Materials Technology Integration Centre - Credit University of Leicester

The research jointly conducted by Dr Mike Branney, a specialist in volatile volcanoes in the Department of Geology and Dr Hongbiao Dong, Reader in Engineering Materials in the Department of Engineering who is also an expert in solidification will find the consequences of volcanic ash particles that get heated inside jet engines.

The blades of the aircraft engines function at heat levels that are over and above their melting point and utilize a regular flow of cooling air that blows through small holes in the blades to dissipate the high level heat. The air, which blows on the surface of the blades builds a protective film to prevent them from reaching the level of heat comparable to that of the temperature reached by the engine during the combustion process. Volcanic ash that reaches inside the engines will attain a top heat level of 2,000˚C and start melting, and the melted ash if absorbed into the small holes in engine blades then solidifies into a layer of glass and covers the ventilation holes making the blades to melt thus leading to engine failure.

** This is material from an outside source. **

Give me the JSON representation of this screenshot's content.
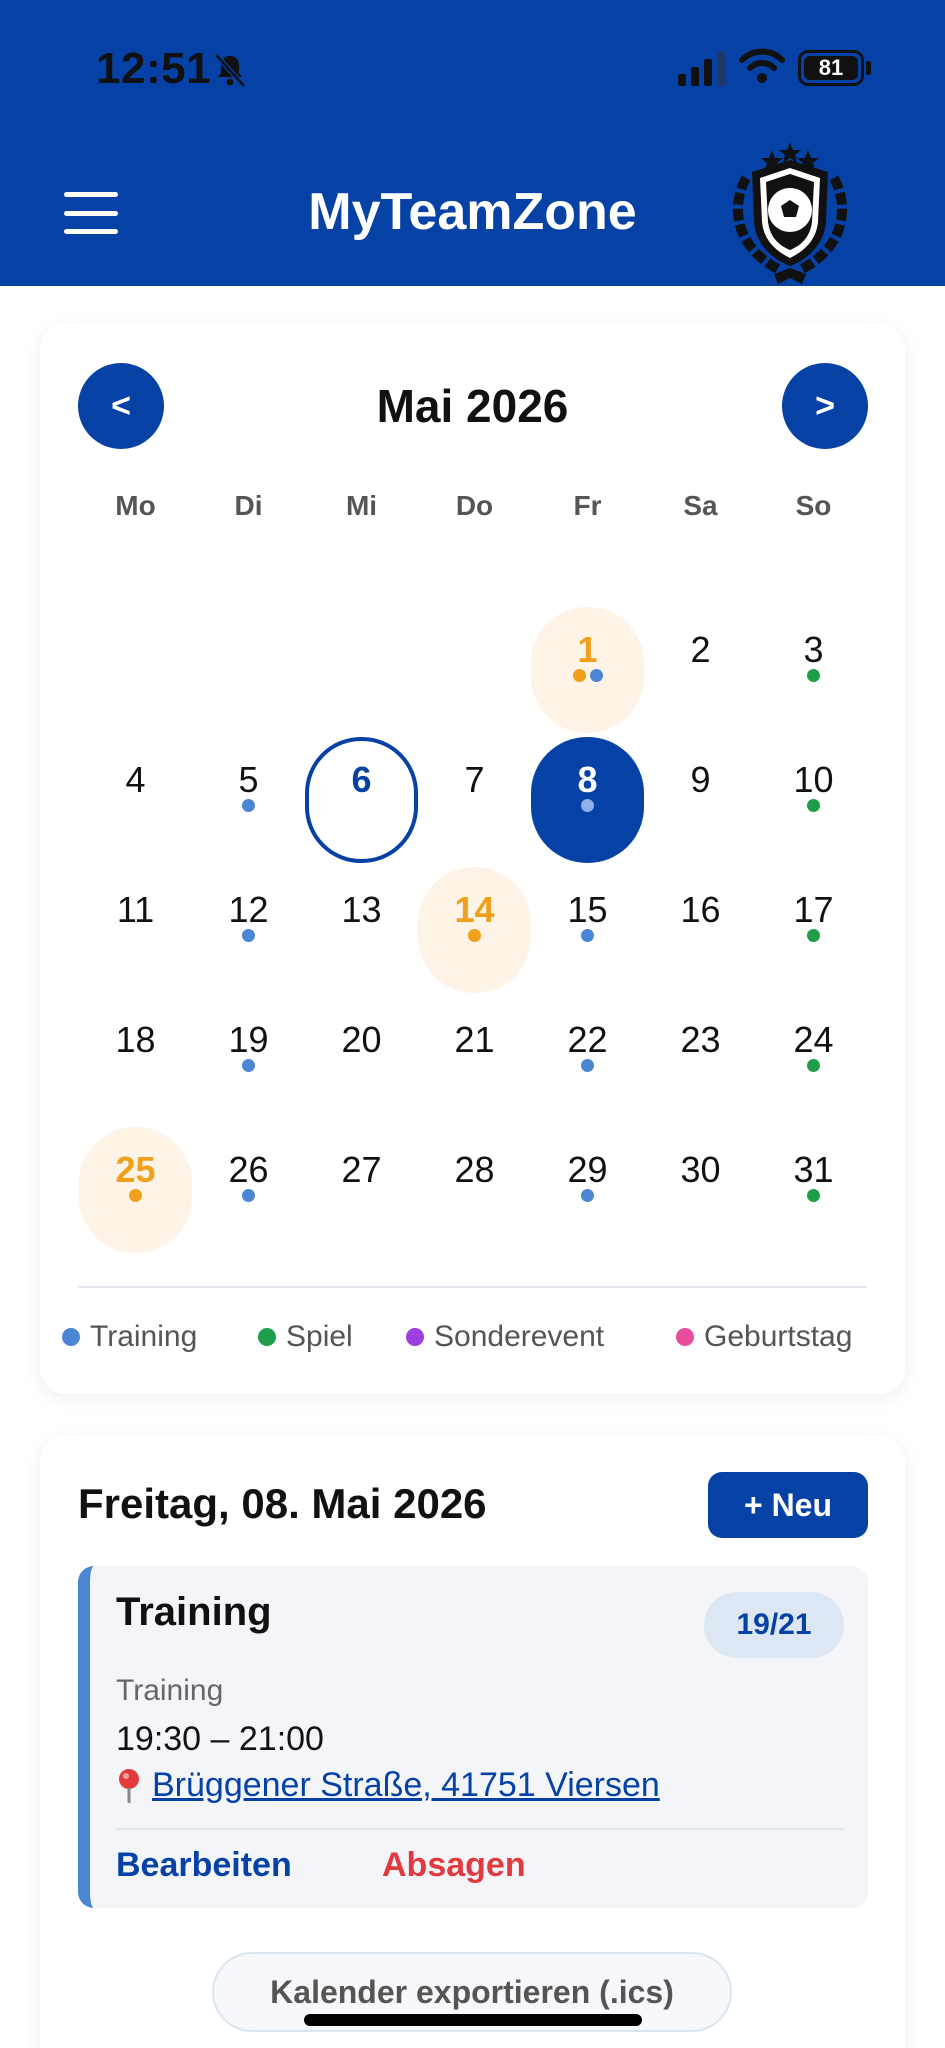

The researchers are presently studying two distinct types of volcanic ash and compute their temperature utilizing a Differential Scanning Calorimeter, and then they will study its morphology by deploying the X-ray Computed Tomography. The new initiative mixes both engineering and volcanology. The instruments deployed in the study are a segment of an innovative hi-tech engineering centre MaTIC (Materials Technology Integration Centre), valued at £1million, which works along with the industry to drive novelty in materials technology. The center has a variety of advanced equipment for interpreting performance of materials.

According to Professor Sarah Hainsworth, who leads MaTIC, the hi-tech engineering center was opened to have advanced methods of study and equipment for studying a variety of materials and material related problems on materials utilized in parts such as turbine blades or on materials such as volcanic ash, fossils and rocks that occur naturally.


Tell Us What You Think

Do you have a review, update or anything you would like to add to this news story?

Leave your feedback